What you are asked to do:
Please reproduce every record exactly as written, leaving out the pictures.

Top of Supplied material

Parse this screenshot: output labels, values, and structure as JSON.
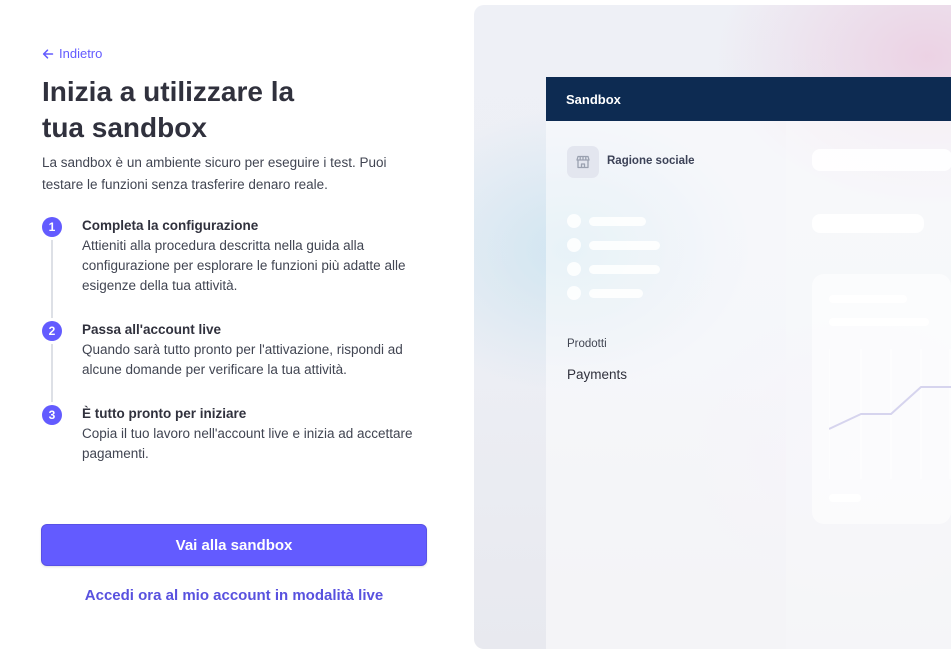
{
  "back": {
    "label": "Indietro"
  },
  "title": "Inizia a utilizzare la tua sandbox",
  "subtitle": "La sandbox è un ambiente sicuro per eseguire i test. Puoi testare le funzioni senza trasferire denaro reale.",
  "steps": [
    {
      "number": "1",
      "title": "Completa la configurazione",
      "description": "Attieniti alla procedura descritta nella guida alla configurazione per esplorare le funzioni più adatte alle esigenze della tua attività."
    },
    {
      "number": "2",
      "title": "Passa all'account live",
      "description": "Quando sarà tutto pronto per l'attivazione, rispondi ad alcune domande per verificare la tua attività."
    },
    {
      "number": "3",
      "title": "È tutto pronto per iniziare",
      "description": "Copia il tuo lavoro nell'account live e inizia ad accettare pagamenti."
    }
  ],
  "primary_button": {
    "label": "Vai alla sandbox"
  },
  "secondary_link": {
    "label": "Accedi ora al mio account in modalità live"
  },
  "preview": {
    "header": "Sandbox",
    "business_name": "Ragione sociale",
    "section_label": "Prodotti",
    "nav_item": "Payments"
  },
  "colors": {
    "accent": "#635bff",
    "link": "#5851df",
    "preview_header_bg": "#0d2b52",
    "text_primary": "#30313d"
  },
  "icons": {
    "back": "arrow-left-icon",
    "business": "storefront-icon"
  }
}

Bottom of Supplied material

Task response:
Parse this screenshot: output labels, values, and structure as JSON.
{
  "back": {
    "label": "Indietro"
  },
  "title": "Inizia a utilizzare la tua sandbox",
  "subtitle": "La sandbox è un ambiente sicuro per eseguire i test. Puoi testare le funzioni senza trasferire denaro reale.",
  "steps": [
    {
      "number": "1",
      "title": "Completa la configurazione",
      "description": "Attieniti alla procedura descritta nella guida alla configurazione per esplorare le funzioni più adatte alle esigenze della tua attività."
    },
    {
      "number": "2",
      "title": "Passa all'account live",
      "description": "Quando sarà tutto pronto per l'attivazione, rispondi ad alcune domande per verificare la tua attività."
    },
    {
      "number": "3",
      "title": "È tutto pronto per iniziare",
      "description": "Copia il tuo lavoro nell'account live e inizia ad accettare pagamenti."
    }
  ],
  "primary_button": {
    "label": "Vai alla sandbox"
  },
  "secondary_link": {
    "label": "Accedi ora al mio account in modalità live"
  },
  "preview": {
    "header": "Sandbox",
    "business_name": "Ragione sociale",
    "section_label": "Prodotti",
    "nav_item": "Payments"
  },
  "colors": {
    "accent": "#635bff",
    "link": "#5851df",
    "preview_header_bg": "#0d2b52",
    "text_primary": "#30313d"
  },
  "icons": {
    "back": "arrow-left-icon",
    "business": "storefront-icon"
  }
}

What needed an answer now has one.